----- Supplied data -----

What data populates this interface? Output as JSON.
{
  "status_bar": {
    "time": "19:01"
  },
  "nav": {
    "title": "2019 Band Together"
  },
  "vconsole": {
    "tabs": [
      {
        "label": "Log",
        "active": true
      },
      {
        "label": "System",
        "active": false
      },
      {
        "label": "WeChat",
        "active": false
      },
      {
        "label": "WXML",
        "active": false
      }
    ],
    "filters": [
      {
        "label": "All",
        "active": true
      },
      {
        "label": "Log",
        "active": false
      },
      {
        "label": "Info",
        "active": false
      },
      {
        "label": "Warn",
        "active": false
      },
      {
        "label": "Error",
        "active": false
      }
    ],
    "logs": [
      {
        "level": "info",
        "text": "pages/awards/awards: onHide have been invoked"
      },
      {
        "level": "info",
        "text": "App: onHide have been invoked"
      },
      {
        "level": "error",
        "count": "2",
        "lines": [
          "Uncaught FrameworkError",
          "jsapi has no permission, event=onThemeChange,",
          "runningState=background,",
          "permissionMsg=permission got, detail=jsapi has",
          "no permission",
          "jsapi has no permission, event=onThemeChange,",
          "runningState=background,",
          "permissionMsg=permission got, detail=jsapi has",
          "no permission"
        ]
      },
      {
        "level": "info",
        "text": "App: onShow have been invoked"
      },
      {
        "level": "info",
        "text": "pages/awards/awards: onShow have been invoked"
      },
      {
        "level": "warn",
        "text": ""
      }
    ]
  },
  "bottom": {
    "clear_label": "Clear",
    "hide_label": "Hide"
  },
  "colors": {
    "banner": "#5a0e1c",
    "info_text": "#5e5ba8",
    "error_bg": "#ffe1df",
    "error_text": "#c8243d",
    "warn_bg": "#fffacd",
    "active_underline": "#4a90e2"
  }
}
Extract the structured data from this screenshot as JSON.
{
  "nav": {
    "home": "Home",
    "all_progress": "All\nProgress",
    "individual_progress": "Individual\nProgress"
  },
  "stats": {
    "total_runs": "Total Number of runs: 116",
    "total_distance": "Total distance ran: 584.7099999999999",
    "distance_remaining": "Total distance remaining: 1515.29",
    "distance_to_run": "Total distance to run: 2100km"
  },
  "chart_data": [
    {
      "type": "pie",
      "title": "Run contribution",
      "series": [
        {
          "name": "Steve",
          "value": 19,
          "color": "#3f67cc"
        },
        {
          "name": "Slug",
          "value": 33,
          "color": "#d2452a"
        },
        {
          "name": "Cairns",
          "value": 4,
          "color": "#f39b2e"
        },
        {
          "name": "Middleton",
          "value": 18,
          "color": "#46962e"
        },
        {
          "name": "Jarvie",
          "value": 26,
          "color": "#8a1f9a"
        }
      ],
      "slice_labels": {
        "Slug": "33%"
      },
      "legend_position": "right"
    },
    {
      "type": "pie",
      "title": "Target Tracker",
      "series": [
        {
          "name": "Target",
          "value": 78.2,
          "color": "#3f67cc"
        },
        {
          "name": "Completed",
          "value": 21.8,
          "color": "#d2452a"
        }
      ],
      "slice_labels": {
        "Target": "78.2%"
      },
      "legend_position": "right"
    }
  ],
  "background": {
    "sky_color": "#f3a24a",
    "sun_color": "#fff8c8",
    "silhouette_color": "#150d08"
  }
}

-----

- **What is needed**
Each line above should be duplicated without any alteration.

- **Task result**
What data populates this interface? Output as JSON.
{
  "status_bar": {
    "time": "19:01"
  },
  "nav": {
    "title": "2019 Band Together"
  },
  "vconsole": {
    "tabs": [
      {
        "label": "Log",
        "active": true
      },
      {
        "label": "System",
        "active": false
      },
      {
        "label": "WeChat",
        "active": false
      },
      {
        "label": "WXML",
        "active": false
      }
    ],
    "filters": [
      {
        "label": "All",
        "active": true
      },
      {
        "label": "Log",
        "active": false
      },
      {
        "label": "Info",
        "active": false
      },
      {
        "label": "Warn",
        "active": false
      },
      {
        "label": "Error",
        "active": false
      }
    ],
    "logs": [
      {
        "level": "info",
        "text": "pages/awards/awards: onHide have been invoked"
      },
      {
        "level": "info",
        "text": "App: onHide have been invoked"
      },
      {
        "level": "error",
        "count": "2",
        "lines": [
          "Uncaught FrameworkError",
          "jsapi has no permission, event=onThemeChange,",
          "runningState=background,",
          "permissionMsg=permission got, detail=jsapi has",
          "no permission",
          "jsapi has no permission, event=onThemeChange,",
          "runningState=background,",
          "permissionMsg=permission got, detail=jsapi has",
          "no permission"
        ]
      },
      {
        "level": "info",
        "text": "App: onShow have been invoked"
      },
      {
        "level": "info",
        "text": "pages/awards/awards: onShow have been invoked"
      },
      {
        "level": "warn",
        "text": ""
      }
    ]
  },
  "bottom": {
    "clear_label": "Clear",
    "hide_label": "Hide"
  },
  "colors": {
    "banner": "#5a0e1c",
    "info_text": "#5e5ba8",
    "error_bg": "#ffe1df",
    "error_text": "#c8243d",
    "warn_bg": "#fffacd",
    "active_underline": "#4a90e2"
  }
}
Extract the structured data from this screenshot as JSON.
{
  "nav": {
    "home": "Home",
    "all_progress": "All\nProgress",
    "individual_progress": "Individual\nProgress"
  },
  "stats": {
    "total_runs": "Total Number of runs: 116",
    "total_distance": "Total distance ran: 584.7099999999999",
    "distance_remaining": "Total distance remaining: 1515.29",
    "distance_to_run": "Total distance to run: 2100km"
  },
  "chart_data": [
    {
      "type": "pie",
      "title": "Run contribution",
      "series": [
        {
          "name": "Steve",
          "value": 19,
          "color": "#3f67cc"
        },
        {
          "name": "Slug",
          "value": 33,
          "color": "#d2452a"
        },
        {
          "name": "Cairns",
          "value": 4,
          "color": "#f39b2e"
        },
        {
          "name": "Middleton",
          "value": 18,
          "color": "#46962e"
        },
        {
          "name": "Jarvie",
          "value": 26,
          "color": "#8a1f9a"
        }
      ],
      "slice_labels": {
        "Slug": "33%"
      },
      "legend_position": "right"
    },
    {
      "type": "pie",
      "title": "Target Tracker",
      "series": [
        {
          "name": "Target",
          "value": 78.2,
          "color": "#3f67cc"
        },
        {
          "name": "Completed",
          "value": 21.8,
          "color": "#d2452a"
        }
      ],
      "slice_labels": {
        "Target": "78.2%"
      },
      "legend_position": "right"
    }
  ],
  "background": {
    "sky_color": "#f3a24a",
    "sun_color": "#fff8c8",
    "silhouette_color": "#150d08"
  }
}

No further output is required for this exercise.